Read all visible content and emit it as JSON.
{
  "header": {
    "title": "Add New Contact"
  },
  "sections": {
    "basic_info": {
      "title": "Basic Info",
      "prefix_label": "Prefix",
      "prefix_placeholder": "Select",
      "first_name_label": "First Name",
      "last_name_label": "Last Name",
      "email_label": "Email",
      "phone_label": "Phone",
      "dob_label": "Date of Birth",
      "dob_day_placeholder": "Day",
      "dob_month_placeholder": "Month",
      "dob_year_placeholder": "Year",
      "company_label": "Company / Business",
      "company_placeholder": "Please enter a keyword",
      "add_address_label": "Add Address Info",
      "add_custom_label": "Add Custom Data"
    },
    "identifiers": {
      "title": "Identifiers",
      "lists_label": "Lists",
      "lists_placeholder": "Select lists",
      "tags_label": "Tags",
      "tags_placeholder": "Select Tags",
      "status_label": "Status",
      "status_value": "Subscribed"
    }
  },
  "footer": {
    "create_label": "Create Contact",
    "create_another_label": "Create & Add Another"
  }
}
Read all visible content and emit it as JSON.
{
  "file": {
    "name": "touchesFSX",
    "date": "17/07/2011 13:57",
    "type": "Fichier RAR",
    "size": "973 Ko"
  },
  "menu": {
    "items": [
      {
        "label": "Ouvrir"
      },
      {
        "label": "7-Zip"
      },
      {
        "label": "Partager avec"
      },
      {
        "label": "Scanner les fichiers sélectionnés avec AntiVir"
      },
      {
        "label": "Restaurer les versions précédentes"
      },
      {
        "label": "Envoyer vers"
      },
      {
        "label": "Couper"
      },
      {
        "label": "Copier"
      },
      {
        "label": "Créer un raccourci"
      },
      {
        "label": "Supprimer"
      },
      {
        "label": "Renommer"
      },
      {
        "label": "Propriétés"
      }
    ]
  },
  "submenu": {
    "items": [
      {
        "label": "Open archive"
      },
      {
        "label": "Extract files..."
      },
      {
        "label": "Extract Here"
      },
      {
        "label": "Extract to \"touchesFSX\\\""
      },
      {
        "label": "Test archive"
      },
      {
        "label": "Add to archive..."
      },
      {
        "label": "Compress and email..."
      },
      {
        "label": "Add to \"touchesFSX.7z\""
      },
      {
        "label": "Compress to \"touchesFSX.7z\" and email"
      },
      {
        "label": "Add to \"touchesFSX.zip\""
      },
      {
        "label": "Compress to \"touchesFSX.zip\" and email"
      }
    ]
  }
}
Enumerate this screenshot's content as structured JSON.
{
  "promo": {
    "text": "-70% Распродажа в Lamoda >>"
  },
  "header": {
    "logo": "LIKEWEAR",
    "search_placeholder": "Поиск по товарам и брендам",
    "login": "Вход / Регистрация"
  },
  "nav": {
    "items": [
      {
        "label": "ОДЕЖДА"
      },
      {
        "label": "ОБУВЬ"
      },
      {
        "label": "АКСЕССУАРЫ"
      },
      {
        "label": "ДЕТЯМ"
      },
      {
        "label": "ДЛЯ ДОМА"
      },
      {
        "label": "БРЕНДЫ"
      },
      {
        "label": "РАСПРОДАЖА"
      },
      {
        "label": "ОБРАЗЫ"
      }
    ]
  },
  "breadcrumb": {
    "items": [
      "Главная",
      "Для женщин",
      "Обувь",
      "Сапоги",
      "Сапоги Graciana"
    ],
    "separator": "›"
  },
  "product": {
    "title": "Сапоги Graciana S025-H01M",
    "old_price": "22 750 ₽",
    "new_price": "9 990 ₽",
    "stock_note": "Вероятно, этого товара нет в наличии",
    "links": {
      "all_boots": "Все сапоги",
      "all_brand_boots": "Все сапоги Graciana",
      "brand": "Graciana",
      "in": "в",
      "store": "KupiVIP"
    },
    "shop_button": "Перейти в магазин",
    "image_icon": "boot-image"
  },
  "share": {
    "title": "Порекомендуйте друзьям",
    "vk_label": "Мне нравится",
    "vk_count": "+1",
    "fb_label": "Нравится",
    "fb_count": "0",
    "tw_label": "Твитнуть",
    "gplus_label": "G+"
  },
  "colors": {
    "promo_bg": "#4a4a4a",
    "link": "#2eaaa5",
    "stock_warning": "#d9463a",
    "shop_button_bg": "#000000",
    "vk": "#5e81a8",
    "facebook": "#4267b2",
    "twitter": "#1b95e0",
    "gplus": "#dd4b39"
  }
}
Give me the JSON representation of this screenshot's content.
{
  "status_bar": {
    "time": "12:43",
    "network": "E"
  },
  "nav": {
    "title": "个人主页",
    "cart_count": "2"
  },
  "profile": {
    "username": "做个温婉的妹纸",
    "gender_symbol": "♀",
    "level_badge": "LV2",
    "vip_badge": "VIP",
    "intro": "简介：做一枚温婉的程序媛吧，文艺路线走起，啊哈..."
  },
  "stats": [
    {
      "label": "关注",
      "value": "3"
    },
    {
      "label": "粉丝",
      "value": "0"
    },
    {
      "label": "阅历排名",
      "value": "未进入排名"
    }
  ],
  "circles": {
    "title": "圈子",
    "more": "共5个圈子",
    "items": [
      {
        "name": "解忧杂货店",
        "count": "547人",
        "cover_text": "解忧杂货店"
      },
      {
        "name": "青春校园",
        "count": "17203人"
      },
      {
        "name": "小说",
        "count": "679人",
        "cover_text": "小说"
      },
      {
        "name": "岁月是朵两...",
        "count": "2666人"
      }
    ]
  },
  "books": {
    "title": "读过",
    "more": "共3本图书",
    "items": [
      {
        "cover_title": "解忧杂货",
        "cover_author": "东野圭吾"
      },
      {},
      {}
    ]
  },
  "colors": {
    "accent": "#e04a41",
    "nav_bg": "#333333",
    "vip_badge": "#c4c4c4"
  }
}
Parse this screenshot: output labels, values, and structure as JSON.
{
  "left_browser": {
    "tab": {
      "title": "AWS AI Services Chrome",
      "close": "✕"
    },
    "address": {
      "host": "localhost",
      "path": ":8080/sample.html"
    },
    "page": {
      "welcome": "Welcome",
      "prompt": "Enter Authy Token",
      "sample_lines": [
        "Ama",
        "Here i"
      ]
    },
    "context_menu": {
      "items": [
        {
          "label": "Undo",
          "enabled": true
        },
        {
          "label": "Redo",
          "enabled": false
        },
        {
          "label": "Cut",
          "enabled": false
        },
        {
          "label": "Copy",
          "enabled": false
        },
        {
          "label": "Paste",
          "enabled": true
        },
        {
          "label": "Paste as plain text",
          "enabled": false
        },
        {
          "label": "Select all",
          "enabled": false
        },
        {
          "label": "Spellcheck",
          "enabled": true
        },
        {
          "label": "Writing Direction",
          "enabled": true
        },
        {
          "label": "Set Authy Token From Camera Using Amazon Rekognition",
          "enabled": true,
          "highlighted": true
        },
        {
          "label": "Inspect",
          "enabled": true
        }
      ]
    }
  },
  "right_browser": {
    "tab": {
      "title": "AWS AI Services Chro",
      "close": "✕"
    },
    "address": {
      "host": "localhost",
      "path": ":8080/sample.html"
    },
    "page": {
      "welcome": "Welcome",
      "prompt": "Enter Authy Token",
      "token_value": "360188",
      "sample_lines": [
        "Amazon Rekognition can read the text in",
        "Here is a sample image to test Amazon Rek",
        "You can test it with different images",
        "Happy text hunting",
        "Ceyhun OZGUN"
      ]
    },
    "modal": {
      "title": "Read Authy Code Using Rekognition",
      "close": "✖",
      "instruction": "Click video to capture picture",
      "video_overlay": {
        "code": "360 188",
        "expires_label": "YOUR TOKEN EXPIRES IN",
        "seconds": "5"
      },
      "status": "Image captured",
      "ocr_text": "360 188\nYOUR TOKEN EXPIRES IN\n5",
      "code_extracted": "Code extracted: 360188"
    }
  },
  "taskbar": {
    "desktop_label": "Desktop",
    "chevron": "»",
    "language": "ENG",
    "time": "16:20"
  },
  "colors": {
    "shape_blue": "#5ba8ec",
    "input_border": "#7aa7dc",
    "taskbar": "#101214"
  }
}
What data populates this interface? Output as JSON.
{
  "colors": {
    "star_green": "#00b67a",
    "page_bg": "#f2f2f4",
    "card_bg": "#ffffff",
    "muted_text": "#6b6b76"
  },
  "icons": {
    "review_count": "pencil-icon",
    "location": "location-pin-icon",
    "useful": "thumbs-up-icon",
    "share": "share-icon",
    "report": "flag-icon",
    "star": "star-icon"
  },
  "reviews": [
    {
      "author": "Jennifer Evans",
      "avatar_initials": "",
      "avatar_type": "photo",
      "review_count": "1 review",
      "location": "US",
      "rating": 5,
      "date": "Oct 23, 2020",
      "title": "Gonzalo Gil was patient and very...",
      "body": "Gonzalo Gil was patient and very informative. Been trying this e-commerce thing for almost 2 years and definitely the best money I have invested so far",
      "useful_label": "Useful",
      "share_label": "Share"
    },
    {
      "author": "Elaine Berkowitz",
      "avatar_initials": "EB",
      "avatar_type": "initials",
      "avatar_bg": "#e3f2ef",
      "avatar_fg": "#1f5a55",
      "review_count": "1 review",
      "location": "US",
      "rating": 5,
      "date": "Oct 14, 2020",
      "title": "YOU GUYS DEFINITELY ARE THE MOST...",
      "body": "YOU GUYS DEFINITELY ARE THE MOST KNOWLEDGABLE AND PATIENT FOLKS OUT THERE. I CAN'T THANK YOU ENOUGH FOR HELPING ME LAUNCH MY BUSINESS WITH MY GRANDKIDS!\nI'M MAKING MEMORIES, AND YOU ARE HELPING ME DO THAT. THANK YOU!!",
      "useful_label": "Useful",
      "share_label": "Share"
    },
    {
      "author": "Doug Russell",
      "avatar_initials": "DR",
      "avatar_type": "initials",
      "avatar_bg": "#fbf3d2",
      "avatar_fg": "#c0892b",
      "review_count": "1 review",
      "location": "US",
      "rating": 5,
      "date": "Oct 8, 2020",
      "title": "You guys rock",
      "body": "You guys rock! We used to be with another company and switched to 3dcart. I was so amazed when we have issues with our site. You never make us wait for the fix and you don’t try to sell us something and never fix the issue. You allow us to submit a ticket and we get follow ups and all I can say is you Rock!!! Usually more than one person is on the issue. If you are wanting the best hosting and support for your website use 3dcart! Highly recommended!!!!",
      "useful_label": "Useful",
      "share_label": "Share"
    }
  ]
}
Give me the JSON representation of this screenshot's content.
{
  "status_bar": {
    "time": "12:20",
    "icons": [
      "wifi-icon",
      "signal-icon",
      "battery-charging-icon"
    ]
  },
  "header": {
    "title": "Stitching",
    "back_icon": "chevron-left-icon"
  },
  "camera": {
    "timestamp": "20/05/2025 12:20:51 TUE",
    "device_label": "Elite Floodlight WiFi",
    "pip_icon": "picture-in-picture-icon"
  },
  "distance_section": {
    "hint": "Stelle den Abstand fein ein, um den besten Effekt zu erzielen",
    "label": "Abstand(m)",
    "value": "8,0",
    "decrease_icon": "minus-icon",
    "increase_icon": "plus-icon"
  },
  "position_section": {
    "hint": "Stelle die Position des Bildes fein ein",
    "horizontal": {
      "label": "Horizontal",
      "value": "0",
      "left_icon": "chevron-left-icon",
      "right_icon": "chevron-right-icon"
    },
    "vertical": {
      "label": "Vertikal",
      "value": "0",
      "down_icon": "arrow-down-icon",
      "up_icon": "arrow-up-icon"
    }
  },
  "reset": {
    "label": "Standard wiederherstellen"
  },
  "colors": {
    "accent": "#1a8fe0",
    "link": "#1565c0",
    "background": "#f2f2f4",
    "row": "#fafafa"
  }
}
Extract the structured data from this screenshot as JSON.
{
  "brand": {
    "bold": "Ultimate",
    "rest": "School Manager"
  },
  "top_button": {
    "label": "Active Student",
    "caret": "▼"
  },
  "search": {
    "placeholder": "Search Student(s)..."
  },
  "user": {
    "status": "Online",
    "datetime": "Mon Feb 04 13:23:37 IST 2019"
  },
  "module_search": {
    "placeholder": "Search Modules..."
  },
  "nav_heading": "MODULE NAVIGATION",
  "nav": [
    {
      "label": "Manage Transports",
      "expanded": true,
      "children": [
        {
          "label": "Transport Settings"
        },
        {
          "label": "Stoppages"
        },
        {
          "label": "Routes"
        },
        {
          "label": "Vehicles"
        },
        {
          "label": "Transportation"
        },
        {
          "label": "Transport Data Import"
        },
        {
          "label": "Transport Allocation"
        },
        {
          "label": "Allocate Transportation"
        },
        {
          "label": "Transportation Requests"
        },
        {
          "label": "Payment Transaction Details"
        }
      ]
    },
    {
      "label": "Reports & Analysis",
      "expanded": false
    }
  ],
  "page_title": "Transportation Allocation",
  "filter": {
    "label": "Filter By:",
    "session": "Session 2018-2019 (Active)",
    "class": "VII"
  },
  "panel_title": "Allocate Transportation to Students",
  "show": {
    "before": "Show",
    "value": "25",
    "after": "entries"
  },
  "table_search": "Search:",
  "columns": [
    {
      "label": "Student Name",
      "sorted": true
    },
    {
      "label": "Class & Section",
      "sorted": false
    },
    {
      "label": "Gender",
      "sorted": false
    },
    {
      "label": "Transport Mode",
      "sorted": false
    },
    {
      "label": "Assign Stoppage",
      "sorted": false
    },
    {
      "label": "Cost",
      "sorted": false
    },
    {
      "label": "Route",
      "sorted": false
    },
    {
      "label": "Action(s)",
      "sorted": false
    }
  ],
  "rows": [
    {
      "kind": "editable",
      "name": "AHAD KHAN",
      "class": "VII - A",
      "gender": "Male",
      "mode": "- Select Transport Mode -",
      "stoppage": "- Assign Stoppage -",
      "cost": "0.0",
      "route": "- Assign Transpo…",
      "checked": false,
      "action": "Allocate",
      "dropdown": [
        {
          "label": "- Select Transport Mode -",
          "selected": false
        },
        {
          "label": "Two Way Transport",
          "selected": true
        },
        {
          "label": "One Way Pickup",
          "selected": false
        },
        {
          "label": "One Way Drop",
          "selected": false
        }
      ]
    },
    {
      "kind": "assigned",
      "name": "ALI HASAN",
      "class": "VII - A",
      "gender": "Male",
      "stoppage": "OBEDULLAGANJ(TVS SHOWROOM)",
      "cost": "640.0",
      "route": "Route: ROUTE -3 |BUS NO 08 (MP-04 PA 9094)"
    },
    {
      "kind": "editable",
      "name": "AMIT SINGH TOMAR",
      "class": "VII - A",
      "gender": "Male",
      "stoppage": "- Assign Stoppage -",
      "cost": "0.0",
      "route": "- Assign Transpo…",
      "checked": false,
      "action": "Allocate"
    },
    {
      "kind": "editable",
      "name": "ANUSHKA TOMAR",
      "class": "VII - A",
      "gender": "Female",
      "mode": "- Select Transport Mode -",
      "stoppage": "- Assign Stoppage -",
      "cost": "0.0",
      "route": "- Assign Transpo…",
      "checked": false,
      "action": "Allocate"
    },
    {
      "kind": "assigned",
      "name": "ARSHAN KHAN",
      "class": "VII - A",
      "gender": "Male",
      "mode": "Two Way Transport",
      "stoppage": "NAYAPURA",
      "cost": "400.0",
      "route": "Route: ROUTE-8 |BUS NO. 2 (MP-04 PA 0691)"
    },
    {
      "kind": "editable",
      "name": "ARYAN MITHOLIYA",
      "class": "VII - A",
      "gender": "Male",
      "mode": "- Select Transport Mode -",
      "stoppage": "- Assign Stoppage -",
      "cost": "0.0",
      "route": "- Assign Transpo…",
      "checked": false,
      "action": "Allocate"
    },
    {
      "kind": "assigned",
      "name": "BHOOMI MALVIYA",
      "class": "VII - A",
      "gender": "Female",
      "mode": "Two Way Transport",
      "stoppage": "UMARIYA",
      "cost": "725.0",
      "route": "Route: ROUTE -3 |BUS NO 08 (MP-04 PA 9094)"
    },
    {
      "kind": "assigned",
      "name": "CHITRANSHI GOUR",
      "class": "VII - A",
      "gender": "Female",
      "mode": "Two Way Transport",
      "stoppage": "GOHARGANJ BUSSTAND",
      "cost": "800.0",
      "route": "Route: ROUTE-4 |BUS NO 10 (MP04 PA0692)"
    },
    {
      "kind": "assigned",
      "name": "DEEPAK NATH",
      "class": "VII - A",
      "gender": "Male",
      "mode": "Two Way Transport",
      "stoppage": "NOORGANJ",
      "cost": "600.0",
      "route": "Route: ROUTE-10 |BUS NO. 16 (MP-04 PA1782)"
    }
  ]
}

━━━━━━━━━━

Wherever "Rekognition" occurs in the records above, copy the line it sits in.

→ SOLVED PROBLEM:
          "label": "Set Authy Token From Camera Using Amazon Rekognition",
        "Amazon Rekognition can read the text in",
      "title": "Read Authy Code Using Rekognition",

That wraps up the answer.